I was surprised in reading the reviews on the IMDb that no one talks about the place that misogyny plays in Cage's dementia... he's lonely and isolated and sees women as objects, so as he goes insane he thinks he's a vampire, someone who picks up young women, rapes [bites] and kills them... and is cursed by this. In this movie, the main character HATES women, and a lot of the audience's discomfort comes from how horrible he is to them. I thought it was also ingenious how all the women; his therapist, the imaginary vampire woman, the woman he jilts near the beginning, and his secretary all look vaguely alike. The director could easily have thrown in a bit of psychoanalytic depth by having a photo of the character's mother looking similar as well.
There are things in this movie that are vaguely funny on their own, but in the context of the movie are not really funny at all. I mean yeah, people do goofy things as they are mentally breaking apart, but is that funny? All the actors do a great job, but I love the therapist, who seems so engaged and curious. I like how Cage's character assumes the movements of movie vampires, because in his lunacy movie vampires are probably exactly what he is imitating.
There are only two problems I think the film has. The film goes out of its way to show how Alva, the abused secretary, needs her job and is not supported by her family, but Cage's behavior is SO over the top that ANYONE would know that she has a lot of reason to go to the police. That she remains so passive is a little frustrating and unrealistic to the point where it detracts from the film.
The big problem, I think, is that ramping up so quickly to high insanity in the first hour, there's really nowhere for the film to go in it's last 45 minutes. The scenes of Cage humiliating his secretary become repetitive, as do other aspects, tarnishing what started out exceedingly well.

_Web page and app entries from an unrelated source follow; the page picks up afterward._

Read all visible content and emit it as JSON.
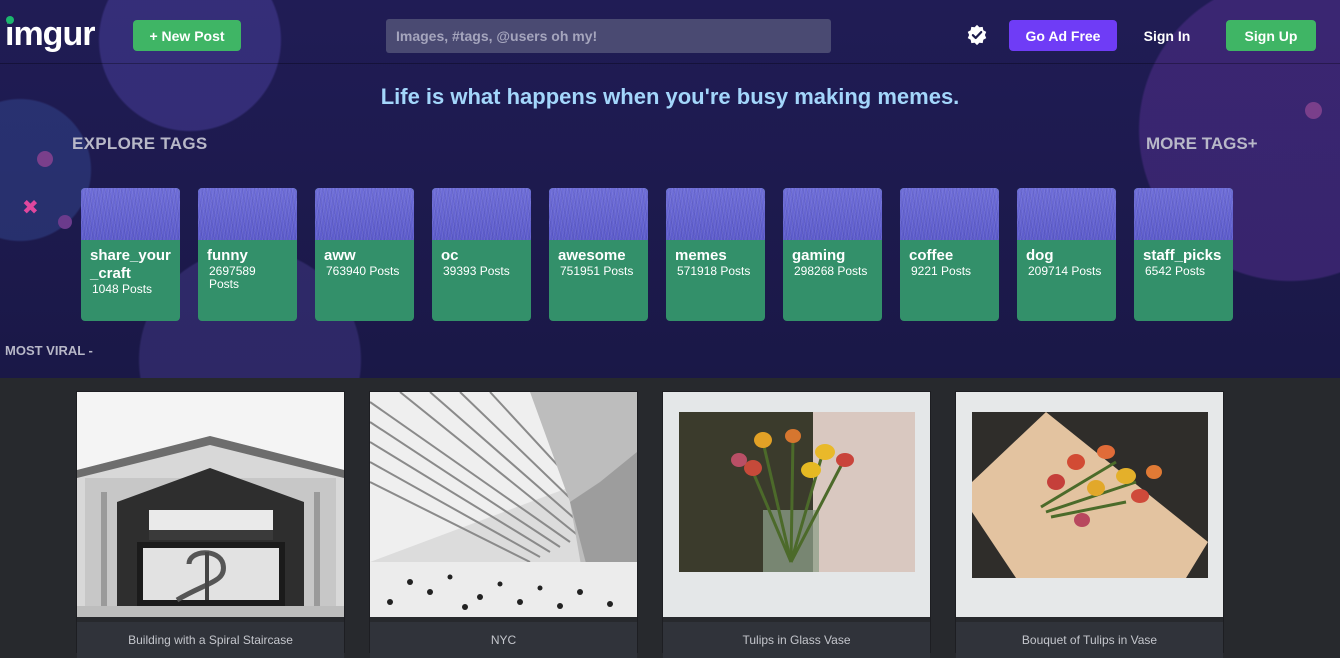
{
  "header": {
    "logo": "imgur",
    "new_post_label": "+ New Post",
    "search_placeholder": "Images, #tags, @users oh my!",
    "verified_icon": "verified-badge-icon",
    "go_ad_free_label": "Go Ad Free",
    "sign_in_label": "Sign In",
    "sign_up_label": "Sign Up"
  },
  "hero": {
    "tagline": "Life is what happens when you're busy making memes.",
    "explore_tags_label": "EXPLORE TAGS",
    "more_tags_label": "MORE TAGS+",
    "most_viral_label": "MOST VIRAL -"
  },
  "tags": [
    {
      "name": "share_your_craft",
      "count": "1048 Posts"
    },
    {
      "name": "funny",
      "count": "2697589 Posts"
    },
    {
      "name": "aww",
      "count": "763940 Posts"
    },
    {
      "name": "oc",
      "count": "39393 Posts"
    },
    {
      "name": "awesome",
      "count": "751951 Posts"
    },
    {
      "name": "memes",
      "count": "571918 Posts"
    },
    {
      "name": "gaming",
      "count": "298268 Posts"
    },
    {
      "name": "coffee",
      "count": "9221 Posts"
    },
    {
      "name": "dog",
      "count": "209714 Posts"
    },
    {
      "name": "staff_picks",
      "count": "6542 Posts"
    }
  ],
  "posts": [
    {
      "title": "Building with a Spiral Staircase"
    },
    {
      "title": "NYC"
    },
    {
      "title": "Tulips in Glass Vase"
    },
    {
      "title": "Bouquet of Tulips in Vase"
    }
  ],
  "colors": {
    "accent_green": "#3fb565",
    "accent_purple": "#6f3cf6",
    "tag_green": "#33906a",
    "tagline_blue": "#a3d6fb",
    "hero_bg": "#1b1a4a",
    "page_bg": "#27292d"
  }
}
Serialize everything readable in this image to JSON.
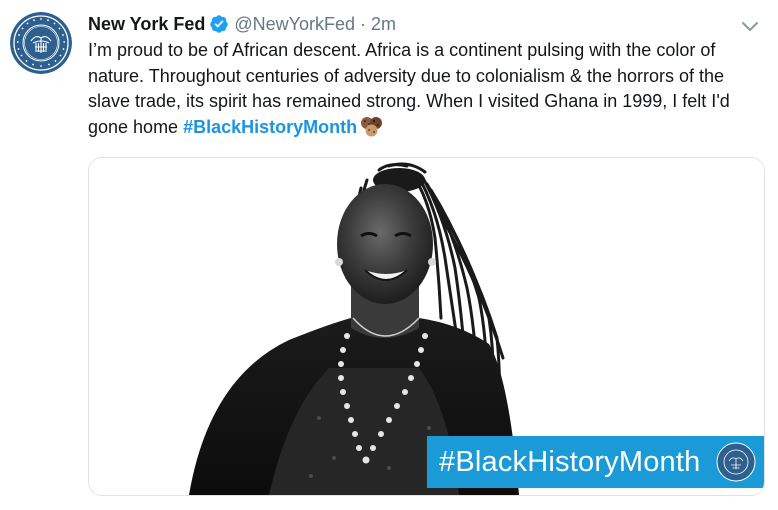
{
  "tweet": {
    "account": {
      "display_name": "New York Fed",
      "handle": "@NewYorkFed",
      "separator": "·",
      "time": "2m",
      "verified": true,
      "avatar_seal_text": "FEDERAL RESERVE BANK OF NEW YORK"
    },
    "text_main": "I’m proud to be of African descent. Africa is a continent pulsing with the color of nature. Throughout centuries of adversity due to colonialism & the horrors of the slave trade, its spirit has remained strong. When I visited Ghana in 1999, I felt I'd gone home ",
    "hashtag": "#BlackHistoryMonth",
    "emoji": "three-cookies",
    "media": {
      "banner_text": "#BlackHistoryMonth",
      "banner_color": "#1a9ad6"
    }
  },
  "colors": {
    "text": "#14171a",
    "secondary": "#657786",
    "link": "#1b95e0",
    "verified": "#1da1f2",
    "seal_blue": "#2d5f8f"
  }
}
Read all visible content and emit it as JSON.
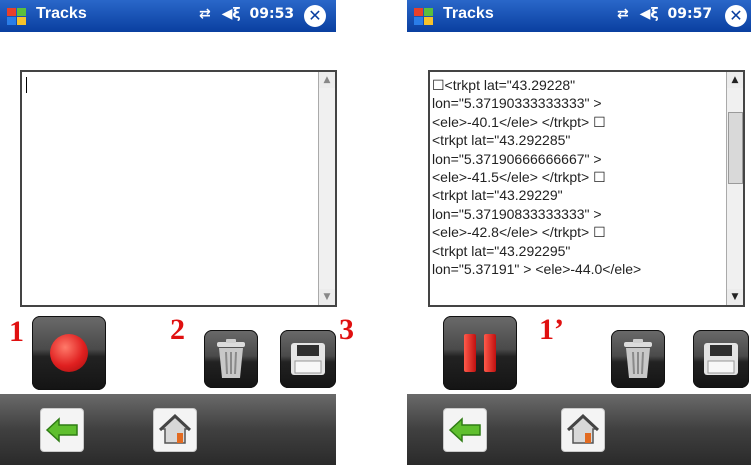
{
  "left_screen": {
    "app_title": "Tracks",
    "time": "09:53",
    "editor_content": "",
    "annotations": {
      "record": "1",
      "delete": "2",
      "save": "3"
    }
  },
  "right_screen": {
    "app_title": "Tracks",
    "time": "09:57",
    "editor_lines": [
      "☐<trkpt lat=\"43.29228\"",
      "lon=\"5.37190333333333\" >",
      "<ele>-40.1</ele> </trkpt> ☐",
      "<trkpt lat=\"43.292285\"",
      "lon=\"5.37190666666667\" >",
      "<ele>-41.5</ele> </trkpt> ☐",
      "<trkpt lat=\"43.29229\"",
      "lon=\"5.37190833333333\" >",
      "<ele>-42.8</ele> </trkpt> ☐",
      "<trkpt lat=\"43.292295\"",
      "lon=\"5.37191\" > <ele>-44.0</ele>"
    ],
    "annotations": {
      "pause": "1’"
    }
  },
  "icons": {
    "windows_logo": "windows-flag-icon",
    "connectivity": "connectivity-arrows-icon",
    "volume": "speaker-icon",
    "close": "close-icon",
    "record": "record-icon",
    "pause": "pause-icon",
    "delete": "trash-can-icon",
    "save": "floppy-disk-icon",
    "back": "back-arrow-icon",
    "home": "home-icon"
  },
  "colors": {
    "title_bar": "#0a3fa0",
    "record_red": "#e02020",
    "annotation_red": "#e01010",
    "bottom_bar": "#3a3a3a"
  }
}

I was shocked to learn that this was the director's first full feature, as it is very assured and well-done. I would love to have a chat with the writer to know HOW this idea came to him and what he thought about it. It's too bad this movie didn't do better, but I expect it's because it is such a difficult concept to get across on a poster. Anyway, worth seeking out."